Provisions in the National Security Council (NSC) Act 2016 that empower the council to take command of the military are in contempt of the Yang di-Pertuan Agong’s powers, an ex-air force officer said today.
Former Royal Malaysian Air Force (RMAF) officer Lt Col (Rtd) Mohamad Daud Sulaiman said the Federal Constitution is very clear in stating that the Agong and the royal institution have command of the military forces.
“If we look at the provisions (in the NSC), it uses a lot of military terms and this is very dangerous,” Mohamad Daud said at the Civil Society Conference on National Security here, while commenting on the impact of the NSC on the military forces.
“One of the explanations given about the NSC by the government is that the Agong does not have operational command of the military,” he said, referring to the official Putrajaya Frequently Asked Questions (FAQ) explanation on the law, posted on the NSC’s official website.
“This is in contempt of the Agong and the institution,” he added.
Mohamad Daud said that the constitution reigned supreme in Malaysia and the Agong acts as the symbol of the constitution.
“The constitution can’t speak, talk or move, and the Agong represents the symbol of the constitution,” he said.
He also warned Malaysia of dangers in allowing the military to enforce legislations passed in Parliament.
“When you ask the military to enforce the law, you ask for trouble. The military is not trained for that. They do not know the Criminal Procedure Code (CPC),” he added.
He also said that military officials might not take well to being ordered by individuals who are not subjected to the Armed Forces service law.
The NSC Act came into effect on August 1 this year, despite not receiving express royal assent from the Conference of Rulers.
The Act provides powers to the council, chaired by the prime minister, to declare an area as a security area.
Once an area is declared a security area, the council can command the military forces and impose strict regulations, including curfews, in the area.

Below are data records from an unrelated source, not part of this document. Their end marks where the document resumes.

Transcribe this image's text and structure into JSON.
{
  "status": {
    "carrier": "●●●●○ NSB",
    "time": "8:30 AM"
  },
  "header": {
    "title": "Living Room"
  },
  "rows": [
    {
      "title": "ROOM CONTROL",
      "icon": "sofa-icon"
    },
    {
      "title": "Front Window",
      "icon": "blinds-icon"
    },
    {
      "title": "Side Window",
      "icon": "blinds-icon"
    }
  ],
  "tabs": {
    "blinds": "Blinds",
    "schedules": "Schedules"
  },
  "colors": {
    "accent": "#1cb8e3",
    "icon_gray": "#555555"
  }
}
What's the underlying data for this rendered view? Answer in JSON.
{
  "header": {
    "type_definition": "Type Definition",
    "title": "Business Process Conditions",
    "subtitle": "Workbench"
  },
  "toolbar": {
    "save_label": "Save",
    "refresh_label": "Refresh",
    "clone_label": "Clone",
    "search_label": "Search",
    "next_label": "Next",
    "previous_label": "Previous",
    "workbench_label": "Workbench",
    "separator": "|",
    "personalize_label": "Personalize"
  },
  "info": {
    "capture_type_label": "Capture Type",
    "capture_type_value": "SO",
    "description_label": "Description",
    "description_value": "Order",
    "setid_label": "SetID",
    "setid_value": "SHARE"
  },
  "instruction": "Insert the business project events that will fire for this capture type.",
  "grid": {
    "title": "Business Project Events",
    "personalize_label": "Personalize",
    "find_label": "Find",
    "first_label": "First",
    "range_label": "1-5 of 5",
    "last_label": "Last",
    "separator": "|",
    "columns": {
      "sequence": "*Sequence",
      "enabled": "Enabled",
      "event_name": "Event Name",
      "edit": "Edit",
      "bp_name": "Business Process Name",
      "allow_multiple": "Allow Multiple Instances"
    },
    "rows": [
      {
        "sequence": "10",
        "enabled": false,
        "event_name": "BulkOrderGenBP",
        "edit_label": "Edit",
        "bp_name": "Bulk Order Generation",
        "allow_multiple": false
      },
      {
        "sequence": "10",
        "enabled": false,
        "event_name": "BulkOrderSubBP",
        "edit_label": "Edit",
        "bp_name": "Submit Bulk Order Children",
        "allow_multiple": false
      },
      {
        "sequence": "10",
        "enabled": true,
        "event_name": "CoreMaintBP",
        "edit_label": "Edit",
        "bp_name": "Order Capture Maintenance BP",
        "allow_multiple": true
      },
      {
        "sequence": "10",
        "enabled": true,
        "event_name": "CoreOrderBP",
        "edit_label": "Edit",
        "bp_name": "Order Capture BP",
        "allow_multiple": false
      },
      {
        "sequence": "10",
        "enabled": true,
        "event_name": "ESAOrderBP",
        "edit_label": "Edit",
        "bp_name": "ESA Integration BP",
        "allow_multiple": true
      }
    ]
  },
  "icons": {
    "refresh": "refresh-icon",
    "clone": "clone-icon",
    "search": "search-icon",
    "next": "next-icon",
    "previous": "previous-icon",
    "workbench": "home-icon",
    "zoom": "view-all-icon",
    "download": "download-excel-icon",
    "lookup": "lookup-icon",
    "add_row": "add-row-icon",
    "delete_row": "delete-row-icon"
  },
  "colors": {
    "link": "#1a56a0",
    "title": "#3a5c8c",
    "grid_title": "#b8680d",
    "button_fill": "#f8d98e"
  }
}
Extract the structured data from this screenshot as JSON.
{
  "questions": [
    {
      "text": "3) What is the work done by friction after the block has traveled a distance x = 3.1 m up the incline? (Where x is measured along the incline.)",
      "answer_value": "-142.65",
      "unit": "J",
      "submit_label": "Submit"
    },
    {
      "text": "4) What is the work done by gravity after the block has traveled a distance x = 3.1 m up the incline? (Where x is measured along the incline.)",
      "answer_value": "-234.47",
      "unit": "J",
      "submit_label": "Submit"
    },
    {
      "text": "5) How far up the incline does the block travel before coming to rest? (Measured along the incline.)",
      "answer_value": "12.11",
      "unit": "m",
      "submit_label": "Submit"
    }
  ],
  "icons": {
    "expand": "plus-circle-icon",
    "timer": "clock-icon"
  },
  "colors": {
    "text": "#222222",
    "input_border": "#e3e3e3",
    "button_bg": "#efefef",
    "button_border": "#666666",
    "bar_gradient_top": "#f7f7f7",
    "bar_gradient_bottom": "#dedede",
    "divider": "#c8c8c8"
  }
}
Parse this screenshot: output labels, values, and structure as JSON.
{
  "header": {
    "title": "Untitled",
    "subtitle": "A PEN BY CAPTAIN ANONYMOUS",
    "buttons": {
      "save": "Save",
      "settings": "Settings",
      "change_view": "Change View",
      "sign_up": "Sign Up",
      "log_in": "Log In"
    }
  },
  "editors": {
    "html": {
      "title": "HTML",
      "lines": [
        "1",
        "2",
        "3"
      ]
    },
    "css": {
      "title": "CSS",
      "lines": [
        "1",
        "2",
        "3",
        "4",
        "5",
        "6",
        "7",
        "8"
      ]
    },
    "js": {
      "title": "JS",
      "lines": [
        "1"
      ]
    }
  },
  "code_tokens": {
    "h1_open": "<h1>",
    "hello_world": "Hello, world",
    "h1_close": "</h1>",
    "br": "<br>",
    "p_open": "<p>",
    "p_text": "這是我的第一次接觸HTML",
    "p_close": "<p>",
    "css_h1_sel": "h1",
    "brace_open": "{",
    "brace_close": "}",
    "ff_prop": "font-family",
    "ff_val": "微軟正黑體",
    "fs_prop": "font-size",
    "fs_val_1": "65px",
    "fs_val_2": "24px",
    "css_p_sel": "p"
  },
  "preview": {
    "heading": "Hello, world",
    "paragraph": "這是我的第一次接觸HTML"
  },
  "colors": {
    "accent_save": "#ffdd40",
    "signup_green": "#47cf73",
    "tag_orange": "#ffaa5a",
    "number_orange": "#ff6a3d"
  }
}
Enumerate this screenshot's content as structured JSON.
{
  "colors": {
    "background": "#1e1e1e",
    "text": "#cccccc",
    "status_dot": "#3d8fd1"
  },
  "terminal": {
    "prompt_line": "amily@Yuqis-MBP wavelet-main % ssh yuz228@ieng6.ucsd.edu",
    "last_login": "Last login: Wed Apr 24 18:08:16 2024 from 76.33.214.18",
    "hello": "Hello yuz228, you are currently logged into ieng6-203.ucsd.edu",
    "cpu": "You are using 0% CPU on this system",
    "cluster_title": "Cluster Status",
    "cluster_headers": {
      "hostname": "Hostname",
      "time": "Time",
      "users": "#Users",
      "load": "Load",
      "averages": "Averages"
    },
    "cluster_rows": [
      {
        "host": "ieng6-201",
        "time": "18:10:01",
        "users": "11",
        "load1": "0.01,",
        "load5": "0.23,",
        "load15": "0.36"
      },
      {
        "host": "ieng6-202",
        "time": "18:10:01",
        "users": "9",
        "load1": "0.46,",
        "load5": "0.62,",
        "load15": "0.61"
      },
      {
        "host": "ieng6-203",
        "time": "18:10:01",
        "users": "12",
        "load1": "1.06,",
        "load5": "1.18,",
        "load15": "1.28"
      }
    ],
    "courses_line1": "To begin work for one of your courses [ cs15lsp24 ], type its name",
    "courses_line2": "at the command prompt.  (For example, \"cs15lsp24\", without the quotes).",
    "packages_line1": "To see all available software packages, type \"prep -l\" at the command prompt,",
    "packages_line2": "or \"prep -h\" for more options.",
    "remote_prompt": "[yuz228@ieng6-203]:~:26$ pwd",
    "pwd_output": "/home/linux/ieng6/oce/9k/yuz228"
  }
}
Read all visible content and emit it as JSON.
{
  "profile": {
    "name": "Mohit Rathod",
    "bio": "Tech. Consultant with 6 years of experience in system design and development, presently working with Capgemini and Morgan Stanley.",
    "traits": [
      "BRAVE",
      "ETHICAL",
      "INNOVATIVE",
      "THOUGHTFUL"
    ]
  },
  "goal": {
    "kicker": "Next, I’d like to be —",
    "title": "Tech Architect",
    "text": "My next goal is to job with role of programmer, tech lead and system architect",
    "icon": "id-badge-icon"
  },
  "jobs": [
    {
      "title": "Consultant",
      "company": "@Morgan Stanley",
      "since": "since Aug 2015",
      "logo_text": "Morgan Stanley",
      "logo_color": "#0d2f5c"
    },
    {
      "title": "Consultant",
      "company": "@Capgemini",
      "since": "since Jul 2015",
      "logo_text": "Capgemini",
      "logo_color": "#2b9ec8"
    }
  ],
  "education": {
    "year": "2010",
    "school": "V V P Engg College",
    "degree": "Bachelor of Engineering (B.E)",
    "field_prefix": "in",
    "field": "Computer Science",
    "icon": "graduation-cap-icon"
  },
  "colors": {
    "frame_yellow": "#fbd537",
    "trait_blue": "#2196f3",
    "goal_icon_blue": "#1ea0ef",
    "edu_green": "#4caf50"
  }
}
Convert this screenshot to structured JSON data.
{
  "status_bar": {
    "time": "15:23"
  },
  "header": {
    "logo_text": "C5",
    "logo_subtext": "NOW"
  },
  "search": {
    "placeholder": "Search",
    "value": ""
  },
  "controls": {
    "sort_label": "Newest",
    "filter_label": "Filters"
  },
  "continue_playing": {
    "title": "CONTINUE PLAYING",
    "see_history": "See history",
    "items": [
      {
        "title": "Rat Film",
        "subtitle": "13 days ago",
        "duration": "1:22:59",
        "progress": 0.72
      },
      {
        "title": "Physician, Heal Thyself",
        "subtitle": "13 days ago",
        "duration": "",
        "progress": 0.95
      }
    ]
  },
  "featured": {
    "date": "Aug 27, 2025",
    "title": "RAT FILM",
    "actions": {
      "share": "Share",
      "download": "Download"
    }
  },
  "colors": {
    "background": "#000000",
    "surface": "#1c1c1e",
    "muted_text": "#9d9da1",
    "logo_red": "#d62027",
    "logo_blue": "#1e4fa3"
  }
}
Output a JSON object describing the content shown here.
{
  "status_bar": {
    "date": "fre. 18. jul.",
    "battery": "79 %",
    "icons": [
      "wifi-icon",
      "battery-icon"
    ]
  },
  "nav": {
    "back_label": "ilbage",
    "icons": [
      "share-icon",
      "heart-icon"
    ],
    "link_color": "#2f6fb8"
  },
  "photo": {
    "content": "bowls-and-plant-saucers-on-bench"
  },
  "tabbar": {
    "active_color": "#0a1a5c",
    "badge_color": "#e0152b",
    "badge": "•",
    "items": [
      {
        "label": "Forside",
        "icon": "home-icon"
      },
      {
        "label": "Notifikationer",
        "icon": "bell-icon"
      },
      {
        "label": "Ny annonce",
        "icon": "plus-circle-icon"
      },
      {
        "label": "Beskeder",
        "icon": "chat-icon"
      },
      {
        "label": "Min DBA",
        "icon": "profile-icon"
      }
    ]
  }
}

The criticisms against the Act also include concerns regarding the powers given to the NSC to declare an emergency that are under the authority of the Agong according to the Federal Constitution.